- **Work instruction**
The required answer is every line of the data containing the word "bold".

(Beginning of Input data)

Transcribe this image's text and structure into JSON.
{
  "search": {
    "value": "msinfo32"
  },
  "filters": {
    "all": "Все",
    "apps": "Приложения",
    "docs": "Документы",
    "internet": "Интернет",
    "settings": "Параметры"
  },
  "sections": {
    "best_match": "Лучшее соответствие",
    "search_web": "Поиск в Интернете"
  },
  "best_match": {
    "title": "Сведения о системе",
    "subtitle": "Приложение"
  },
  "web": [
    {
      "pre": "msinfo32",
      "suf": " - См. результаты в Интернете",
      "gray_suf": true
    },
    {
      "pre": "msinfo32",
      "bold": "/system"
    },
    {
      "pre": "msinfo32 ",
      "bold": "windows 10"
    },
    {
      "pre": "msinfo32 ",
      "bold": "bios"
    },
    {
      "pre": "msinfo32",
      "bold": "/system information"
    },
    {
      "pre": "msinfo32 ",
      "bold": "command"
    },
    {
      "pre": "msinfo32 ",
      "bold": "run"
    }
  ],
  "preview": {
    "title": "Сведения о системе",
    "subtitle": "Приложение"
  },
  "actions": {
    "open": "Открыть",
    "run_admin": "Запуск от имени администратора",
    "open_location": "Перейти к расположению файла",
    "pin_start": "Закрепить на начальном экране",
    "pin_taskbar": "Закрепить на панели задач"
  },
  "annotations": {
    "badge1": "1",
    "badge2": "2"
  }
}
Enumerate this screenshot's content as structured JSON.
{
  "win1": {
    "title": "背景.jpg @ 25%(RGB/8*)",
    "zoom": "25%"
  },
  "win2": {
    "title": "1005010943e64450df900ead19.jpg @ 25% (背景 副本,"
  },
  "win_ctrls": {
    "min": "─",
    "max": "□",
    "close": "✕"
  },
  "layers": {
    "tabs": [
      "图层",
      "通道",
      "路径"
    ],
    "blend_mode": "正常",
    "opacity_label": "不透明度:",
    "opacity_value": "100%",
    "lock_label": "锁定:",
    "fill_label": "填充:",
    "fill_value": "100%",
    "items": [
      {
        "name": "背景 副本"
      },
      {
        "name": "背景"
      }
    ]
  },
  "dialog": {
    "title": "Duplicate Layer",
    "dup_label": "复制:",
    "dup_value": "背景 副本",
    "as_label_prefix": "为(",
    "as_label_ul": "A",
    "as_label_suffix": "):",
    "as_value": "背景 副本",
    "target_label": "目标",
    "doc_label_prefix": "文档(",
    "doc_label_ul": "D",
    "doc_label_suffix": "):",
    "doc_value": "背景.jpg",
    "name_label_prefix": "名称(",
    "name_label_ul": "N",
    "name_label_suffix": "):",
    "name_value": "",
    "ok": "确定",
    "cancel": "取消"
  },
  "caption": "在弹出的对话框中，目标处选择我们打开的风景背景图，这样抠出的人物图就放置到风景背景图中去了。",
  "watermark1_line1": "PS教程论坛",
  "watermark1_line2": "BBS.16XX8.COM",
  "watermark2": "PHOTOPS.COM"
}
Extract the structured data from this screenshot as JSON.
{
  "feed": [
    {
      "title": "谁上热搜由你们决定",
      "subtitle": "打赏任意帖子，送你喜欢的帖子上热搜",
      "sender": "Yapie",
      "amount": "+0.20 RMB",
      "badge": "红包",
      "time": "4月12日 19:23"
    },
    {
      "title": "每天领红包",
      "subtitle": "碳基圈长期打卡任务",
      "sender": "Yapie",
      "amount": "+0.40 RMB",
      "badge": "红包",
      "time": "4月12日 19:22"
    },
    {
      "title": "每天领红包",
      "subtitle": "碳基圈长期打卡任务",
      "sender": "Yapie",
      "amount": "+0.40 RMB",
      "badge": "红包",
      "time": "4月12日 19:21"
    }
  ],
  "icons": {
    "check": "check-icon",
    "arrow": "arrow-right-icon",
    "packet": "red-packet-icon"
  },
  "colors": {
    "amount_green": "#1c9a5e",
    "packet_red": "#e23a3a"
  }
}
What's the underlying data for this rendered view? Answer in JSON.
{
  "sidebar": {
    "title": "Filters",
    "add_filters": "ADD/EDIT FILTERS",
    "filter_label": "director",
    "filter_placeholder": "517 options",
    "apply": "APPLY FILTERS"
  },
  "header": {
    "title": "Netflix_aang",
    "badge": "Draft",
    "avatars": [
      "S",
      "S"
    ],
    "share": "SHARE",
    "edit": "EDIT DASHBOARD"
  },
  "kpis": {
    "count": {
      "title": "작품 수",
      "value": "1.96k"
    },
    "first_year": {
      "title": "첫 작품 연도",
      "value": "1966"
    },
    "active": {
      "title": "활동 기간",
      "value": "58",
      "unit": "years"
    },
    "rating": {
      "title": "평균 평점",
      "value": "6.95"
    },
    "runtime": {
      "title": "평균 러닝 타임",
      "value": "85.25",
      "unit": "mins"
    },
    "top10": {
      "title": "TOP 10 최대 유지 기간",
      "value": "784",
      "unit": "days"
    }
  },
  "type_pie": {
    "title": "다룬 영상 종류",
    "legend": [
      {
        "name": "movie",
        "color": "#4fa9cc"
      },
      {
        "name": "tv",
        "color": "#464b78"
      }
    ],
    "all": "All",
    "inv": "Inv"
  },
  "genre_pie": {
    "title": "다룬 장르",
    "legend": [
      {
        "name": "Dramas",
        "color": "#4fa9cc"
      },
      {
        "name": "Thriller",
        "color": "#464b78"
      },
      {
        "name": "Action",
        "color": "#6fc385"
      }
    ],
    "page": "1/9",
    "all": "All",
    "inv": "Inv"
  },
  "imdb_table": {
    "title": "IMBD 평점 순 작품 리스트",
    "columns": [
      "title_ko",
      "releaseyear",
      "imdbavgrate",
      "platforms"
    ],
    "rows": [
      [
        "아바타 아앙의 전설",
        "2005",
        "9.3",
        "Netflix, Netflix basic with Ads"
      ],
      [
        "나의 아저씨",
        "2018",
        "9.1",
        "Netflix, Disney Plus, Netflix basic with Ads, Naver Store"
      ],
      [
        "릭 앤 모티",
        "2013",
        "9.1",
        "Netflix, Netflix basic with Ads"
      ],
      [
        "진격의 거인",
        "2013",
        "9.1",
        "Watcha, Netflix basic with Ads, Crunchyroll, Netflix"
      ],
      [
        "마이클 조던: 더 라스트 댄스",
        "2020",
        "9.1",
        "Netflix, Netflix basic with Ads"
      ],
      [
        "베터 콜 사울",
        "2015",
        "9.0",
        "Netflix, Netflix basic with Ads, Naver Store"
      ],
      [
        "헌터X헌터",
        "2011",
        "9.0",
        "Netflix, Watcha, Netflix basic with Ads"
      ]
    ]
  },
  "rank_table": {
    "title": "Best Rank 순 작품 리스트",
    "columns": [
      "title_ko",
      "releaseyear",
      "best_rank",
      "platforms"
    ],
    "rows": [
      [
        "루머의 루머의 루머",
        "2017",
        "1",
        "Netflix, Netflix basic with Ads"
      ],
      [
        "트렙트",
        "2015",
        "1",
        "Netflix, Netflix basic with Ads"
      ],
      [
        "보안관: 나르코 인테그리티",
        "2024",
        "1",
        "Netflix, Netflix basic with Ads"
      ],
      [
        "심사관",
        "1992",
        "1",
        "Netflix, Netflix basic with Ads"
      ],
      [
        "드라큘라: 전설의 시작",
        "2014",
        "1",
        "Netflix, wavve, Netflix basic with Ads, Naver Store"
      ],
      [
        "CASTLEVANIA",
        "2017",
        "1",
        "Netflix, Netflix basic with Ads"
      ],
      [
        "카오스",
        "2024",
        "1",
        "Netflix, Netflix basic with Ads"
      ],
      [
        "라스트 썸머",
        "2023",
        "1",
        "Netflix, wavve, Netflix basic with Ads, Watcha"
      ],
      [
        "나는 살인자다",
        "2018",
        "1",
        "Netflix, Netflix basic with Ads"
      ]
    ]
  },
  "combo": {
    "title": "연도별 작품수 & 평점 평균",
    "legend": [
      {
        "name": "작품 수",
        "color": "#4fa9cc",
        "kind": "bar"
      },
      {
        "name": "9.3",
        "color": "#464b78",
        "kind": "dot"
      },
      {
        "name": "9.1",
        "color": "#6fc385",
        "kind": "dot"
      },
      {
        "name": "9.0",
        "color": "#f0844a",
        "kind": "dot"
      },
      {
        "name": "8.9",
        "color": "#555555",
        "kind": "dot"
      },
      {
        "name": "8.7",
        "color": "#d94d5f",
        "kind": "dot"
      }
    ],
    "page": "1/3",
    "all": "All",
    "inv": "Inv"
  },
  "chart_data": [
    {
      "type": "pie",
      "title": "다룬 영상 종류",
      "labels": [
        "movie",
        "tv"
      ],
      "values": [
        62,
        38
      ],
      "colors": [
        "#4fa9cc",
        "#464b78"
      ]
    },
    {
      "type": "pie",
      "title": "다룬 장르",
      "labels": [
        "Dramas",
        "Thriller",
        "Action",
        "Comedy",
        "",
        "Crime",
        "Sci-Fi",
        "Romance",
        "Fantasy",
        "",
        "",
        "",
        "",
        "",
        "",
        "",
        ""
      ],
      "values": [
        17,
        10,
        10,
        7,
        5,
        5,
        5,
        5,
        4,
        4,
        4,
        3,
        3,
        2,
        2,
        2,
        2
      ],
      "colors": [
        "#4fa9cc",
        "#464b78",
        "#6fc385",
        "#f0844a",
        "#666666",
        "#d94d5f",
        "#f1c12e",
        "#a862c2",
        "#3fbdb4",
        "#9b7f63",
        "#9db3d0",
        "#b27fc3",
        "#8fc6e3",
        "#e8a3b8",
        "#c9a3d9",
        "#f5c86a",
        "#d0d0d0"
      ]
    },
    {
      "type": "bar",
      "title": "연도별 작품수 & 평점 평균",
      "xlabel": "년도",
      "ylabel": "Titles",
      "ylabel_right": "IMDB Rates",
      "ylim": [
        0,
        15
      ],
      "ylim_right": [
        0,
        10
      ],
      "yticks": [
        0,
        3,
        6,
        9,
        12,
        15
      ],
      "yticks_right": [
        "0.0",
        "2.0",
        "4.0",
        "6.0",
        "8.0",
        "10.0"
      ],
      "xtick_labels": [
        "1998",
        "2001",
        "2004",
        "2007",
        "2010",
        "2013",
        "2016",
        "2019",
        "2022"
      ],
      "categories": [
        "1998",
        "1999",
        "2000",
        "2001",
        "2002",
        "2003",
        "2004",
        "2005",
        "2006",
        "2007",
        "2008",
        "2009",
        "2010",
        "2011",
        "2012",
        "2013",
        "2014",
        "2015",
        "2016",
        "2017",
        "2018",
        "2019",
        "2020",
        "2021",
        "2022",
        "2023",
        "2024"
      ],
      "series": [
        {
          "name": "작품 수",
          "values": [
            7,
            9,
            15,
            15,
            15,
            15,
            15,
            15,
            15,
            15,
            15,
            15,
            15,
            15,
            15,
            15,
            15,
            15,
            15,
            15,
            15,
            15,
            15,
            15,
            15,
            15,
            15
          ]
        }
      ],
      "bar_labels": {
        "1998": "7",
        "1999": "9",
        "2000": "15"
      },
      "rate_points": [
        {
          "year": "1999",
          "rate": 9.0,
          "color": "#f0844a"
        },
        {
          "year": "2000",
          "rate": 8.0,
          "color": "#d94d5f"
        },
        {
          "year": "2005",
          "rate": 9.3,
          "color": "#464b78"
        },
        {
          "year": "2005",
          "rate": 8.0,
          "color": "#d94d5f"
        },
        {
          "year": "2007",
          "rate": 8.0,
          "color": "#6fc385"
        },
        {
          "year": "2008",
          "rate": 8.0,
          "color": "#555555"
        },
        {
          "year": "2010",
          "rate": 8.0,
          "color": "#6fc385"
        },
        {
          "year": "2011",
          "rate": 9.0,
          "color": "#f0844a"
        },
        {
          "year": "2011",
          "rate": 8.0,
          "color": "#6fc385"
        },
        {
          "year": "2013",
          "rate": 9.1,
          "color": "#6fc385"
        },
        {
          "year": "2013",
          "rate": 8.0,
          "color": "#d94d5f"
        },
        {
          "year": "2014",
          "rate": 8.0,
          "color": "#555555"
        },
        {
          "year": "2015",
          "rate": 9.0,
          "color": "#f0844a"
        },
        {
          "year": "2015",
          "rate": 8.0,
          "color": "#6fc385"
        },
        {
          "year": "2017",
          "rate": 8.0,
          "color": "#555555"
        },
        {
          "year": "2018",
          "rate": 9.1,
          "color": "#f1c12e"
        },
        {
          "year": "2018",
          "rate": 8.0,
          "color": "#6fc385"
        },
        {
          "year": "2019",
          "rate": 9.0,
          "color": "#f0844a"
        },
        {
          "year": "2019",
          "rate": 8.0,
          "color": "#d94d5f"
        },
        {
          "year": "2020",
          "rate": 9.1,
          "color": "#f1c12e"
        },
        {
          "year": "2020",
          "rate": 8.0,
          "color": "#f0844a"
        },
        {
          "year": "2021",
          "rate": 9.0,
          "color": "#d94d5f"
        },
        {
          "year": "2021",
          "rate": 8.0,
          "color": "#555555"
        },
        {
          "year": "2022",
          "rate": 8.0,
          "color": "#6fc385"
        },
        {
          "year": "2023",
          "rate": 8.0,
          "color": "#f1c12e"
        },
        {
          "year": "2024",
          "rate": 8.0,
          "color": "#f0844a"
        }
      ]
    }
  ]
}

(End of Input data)

- **Task output**
      "bold": "/system"
      "bold": "windows 10"
      "bold": "bios"
      "bold": "/system information"
      "bold": "command"
      "bold": "run"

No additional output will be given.